WORK TO COMPLETE: Check each line of the listing for the string "Output". Copy those where it appears.

*-*-*

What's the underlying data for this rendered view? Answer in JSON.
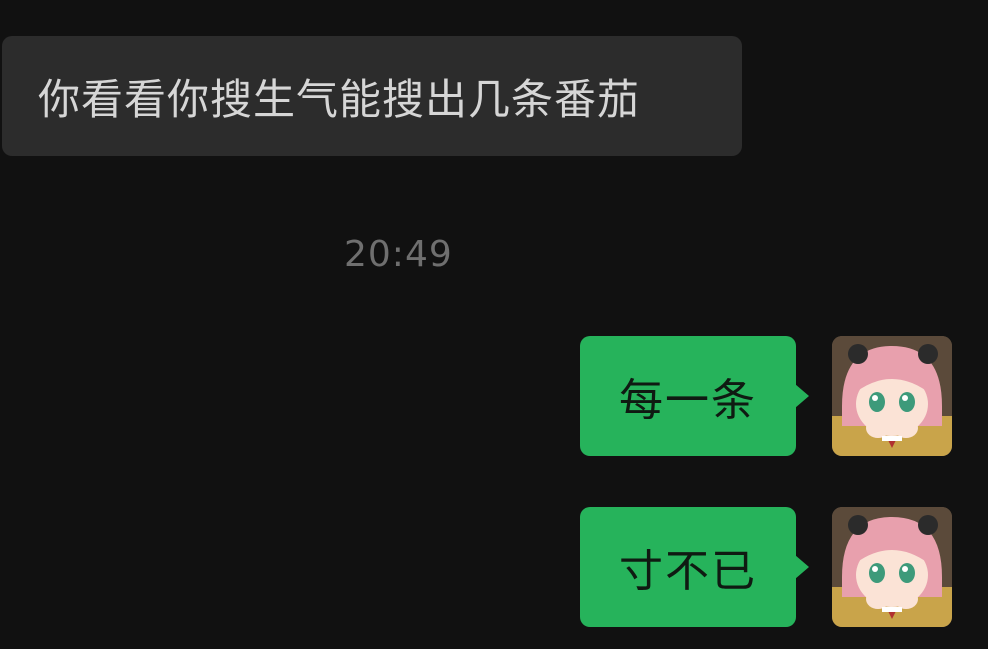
{
  "messages": {
    "incoming": [
      {
        "text": "你看看你搜生气能搜出几条番茄"
      }
    ],
    "timestamp": "20:49",
    "outgoing": [
      {
        "text": "每一条",
        "avatar_icon": "anime-girl-avatar-icon"
      },
      {
        "text": "寸不已",
        "avatar_icon": "anime-girl-avatar-icon"
      }
    ]
  },
  "colors": {
    "background": "#111111",
    "incoming_bubble": "#2c2c2c",
    "outgoing_bubble": "#26b35b",
    "timestamp": "#6f6f6f"
  }
}
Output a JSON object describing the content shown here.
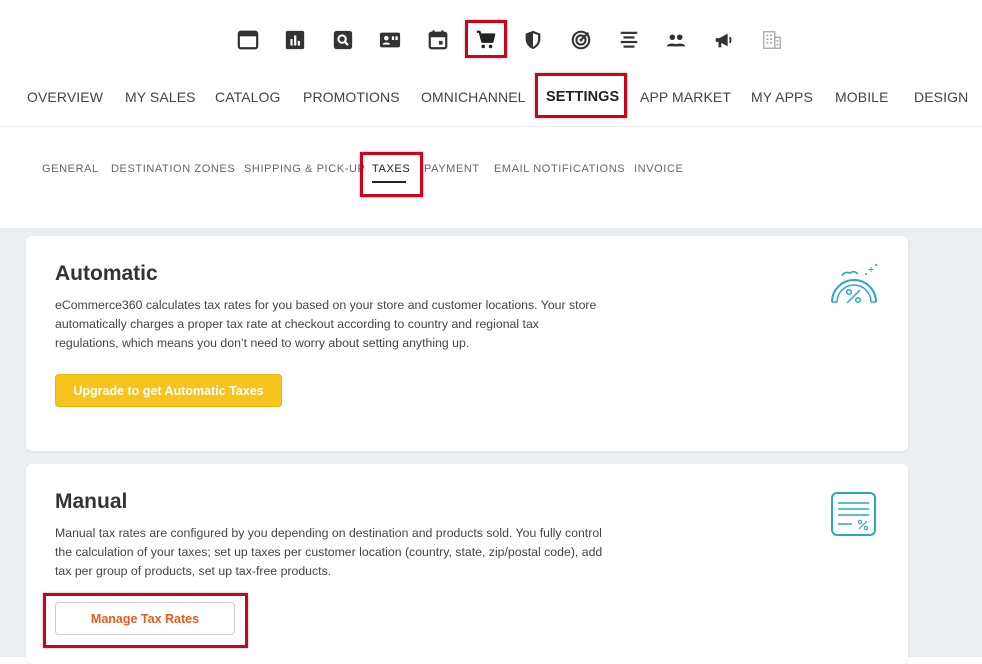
{
  "icons": [
    {
      "name": "browser-window-icon"
    },
    {
      "name": "bar-chart-icon"
    },
    {
      "name": "search-box-icon"
    },
    {
      "name": "contact-card-icon"
    },
    {
      "name": "calendar-icon"
    },
    {
      "name": "shopping-cart-icon"
    },
    {
      "name": "shield-icon"
    },
    {
      "name": "target-icon"
    },
    {
      "name": "align-center-icon"
    },
    {
      "name": "people-icon"
    },
    {
      "name": "megaphone-icon"
    },
    {
      "name": "building-icon"
    }
  ],
  "main_nav": [
    "OVERVIEW",
    "MY SALES",
    "CATALOG",
    "PROMOTIONS",
    "OMNICHANNEL",
    "SETTINGS",
    "APP MARKET",
    "MY APPS",
    "MOBILE",
    "DESIGN"
  ],
  "main_nav_active": "SETTINGS",
  "sub_nav": [
    "GENERAL",
    "DESTINATION ZONES",
    "SHIPPING & PICK-UP",
    "TAXES",
    "PAYMENT",
    "EMAIL NOTIFICATIONS",
    "INVOICE"
  ],
  "sub_nav_active": "TAXES",
  "automatic": {
    "title": "Automatic",
    "description": "eCommerce360 calculates tax rates for you based on your store and customer locations. Your store automatically charges a proper tax rate at checkout according to country and regional tax regulations, which means you don’t need to worry about setting anything up.",
    "button": "Upgrade to get Automatic Taxes",
    "icon": "percent-gauge-icon"
  },
  "manual": {
    "title": "Manual",
    "description": "Manual tax rates are configured by you depending on destination and products sold. You fully control the calculation of your taxes; set up taxes per customer location (country, state, zip/postal code), add tax per group of products, set up tax-free products.",
    "button": "Manage Tax Rates",
    "icon": "tax-document-icon"
  },
  "colors": {
    "highlight": "#d0021b",
    "accent_yellow": "#f7c31d",
    "accent_orange": "#e65a1e",
    "icon_teal": "#2aa6c8"
  }
}
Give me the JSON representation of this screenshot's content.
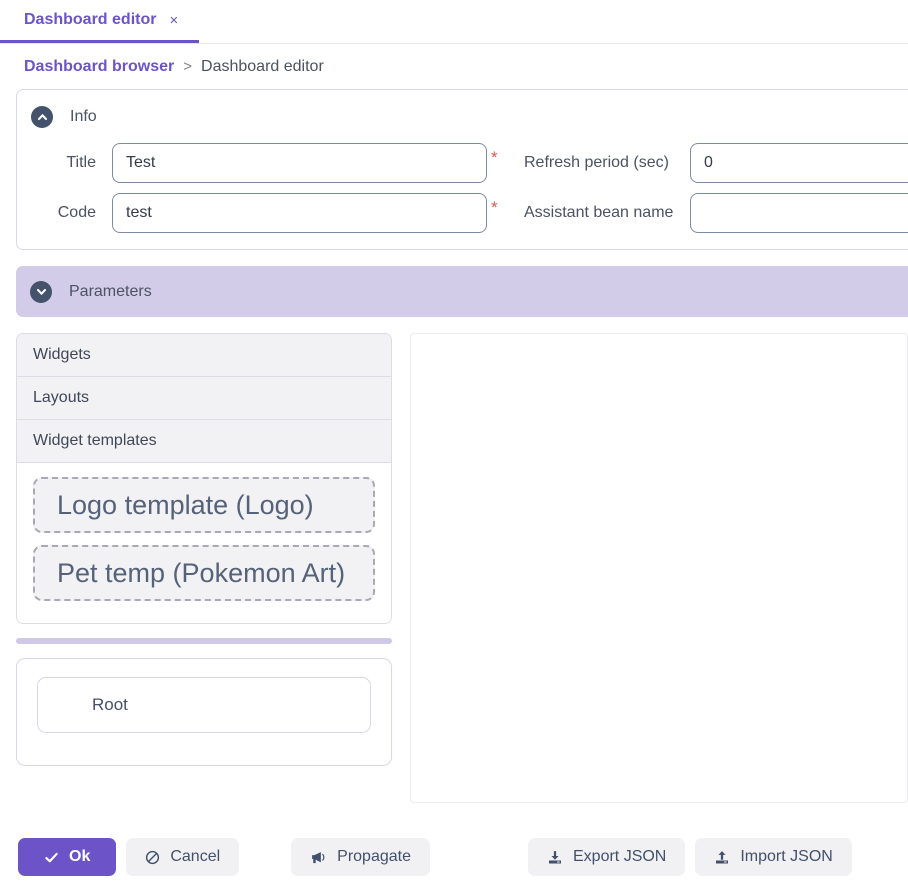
{
  "tab": {
    "label": "Dashboard editor",
    "close_icon": "close-icon",
    "close_glyph": "×",
    "accent_color": "#6c54c8"
  },
  "breadcrumb": {
    "parent": "Dashboard browser",
    "separator": ">",
    "current": "Dashboard editor"
  },
  "info_section": {
    "title": "Info",
    "collapse_icon": "chevron-up-circle-icon",
    "expanded": true,
    "fields": {
      "title_label": "Title",
      "title_value": "Test",
      "title_required": "*",
      "code_label": "Code",
      "code_value": "test",
      "code_required": "*",
      "refresh_label": "Refresh period (sec)",
      "refresh_value": "0",
      "assistant_label": "Assistant bean name",
      "assistant_value": ""
    }
  },
  "parameters_section": {
    "title": "Parameters",
    "expand_icon": "chevron-down-circle-icon",
    "expanded": false,
    "background_color": "#d2cce9"
  },
  "palette": {
    "accordion": [
      {
        "label": "Widgets",
        "expanded": false
      },
      {
        "label": "Layouts",
        "expanded": false
      },
      {
        "label": "Widget templates",
        "expanded": true
      }
    ],
    "widget_templates": [
      "Logo template (Logo)",
      "Pet temp (Pokemon Art)"
    ]
  },
  "splitter": {
    "name": "panel-splitter",
    "color": "#cfc8e8"
  },
  "tree": {
    "root_label": "Root"
  },
  "canvas": {
    "content": ""
  },
  "footer": {
    "buttons": [
      {
        "label": "Ok",
        "icon": "check-icon",
        "variant": "primary"
      },
      {
        "label": "Cancel",
        "icon": "ban-icon",
        "variant": "default"
      },
      {
        "label": "Propagate",
        "icon": "bullhorn-icon",
        "variant": "default"
      },
      {
        "label": "Export JSON",
        "icon": "download-icon",
        "variant": "default"
      },
      {
        "label": "Import JSON",
        "icon": "upload-icon",
        "variant": "default"
      }
    ]
  }
}
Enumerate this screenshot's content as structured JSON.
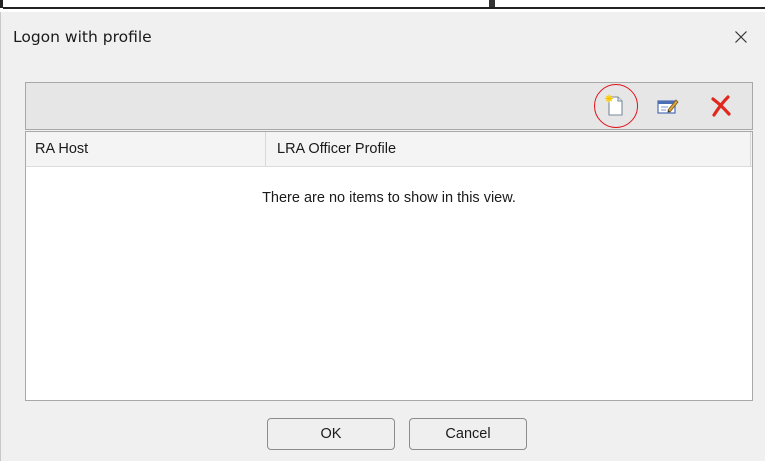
{
  "window": {
    "title": "Logon with profile"
  },
  "toolbar": {
    "icons": [
      "new-document-icon",
      "edit-icon",
      "delete-icon"
    ],
    "highlight_color": "#e0121a"
  },
  "list": {
    "columns": [
      "RA Host",
      "LRA Officer Profile"
    ],
    "empty_message": "There are no items to show in this view."
  },
  "buttons": {
    "ok_label": "OK",
    "cancel_label": "Cancel"
  }
}
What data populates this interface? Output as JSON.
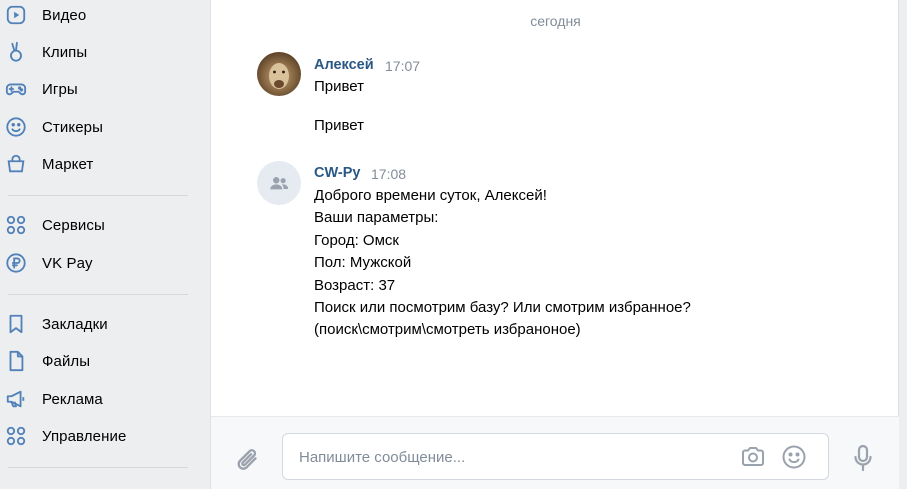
{
  "sidebar": {
    "items": [
      {
        "label": "Видео",
        "icon": "video-icon"
      },
      {
        "label": "Клипы",
        "icon": "clips-icon"
      },
      {
        "label": "Игры",
        "icon": "gamepad-icon"
      },
      {
        "label": "Стикеры",
        "icon": "sticker-icon"
      },
      {
        "label": "Маркет",
        "icon": "market-icon"
      },
      {
        "label": "Сервисы",
        "icon": "services-icon"
      },
      {
        "label": "VK Pay",
        "icon": "vkpay-icon"
      },
      {
        "label": "Закладки",
        "icon": "bookmark-icon"
      },
      {
        "label": "Файлы",
        "icon": "file-icon"
      },
      {
        "label": "Реклама",
        "icon": "megaphone-icon"
      },
      {
        "label": "Управление",
        "icon": "manage-icon"
      }
    ]
  },
  "chat": {
    "date_separator": "сегодня",
    "messages": [
      {
        "author": "Алексей",
        "time": "17:07",
        "lines": [
          "Привет",
          "Привет"
        ]
      },
      {
        "author": "CW-Py",
        "time": "17:08",
        "lines": [
          "Доброго времени суток, Алексей!",
          "Ваши параметры:",
          "Город: Омск",
          "Пол: Мужской",
          "Возраст: 37",
          "Поиск или посмотрим базу? Или смотрим избранное?",
          "(поиск\\смотрим\\смотреть избраноное)"
        ]
      }
    ]
  },
  "composer": {
    "placeholder": "Напишите сообщение...",
    "value": ""
  },
  "colors": {
    "accent": "#5181b8",
    "author": "#2a5885",
    "muted": "#818c99",
    "background": "#edeef0"
  }
}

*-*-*

SOLUTION:
Output a JSON object describing the content shown here.
What data populates this interface? Output as JSON.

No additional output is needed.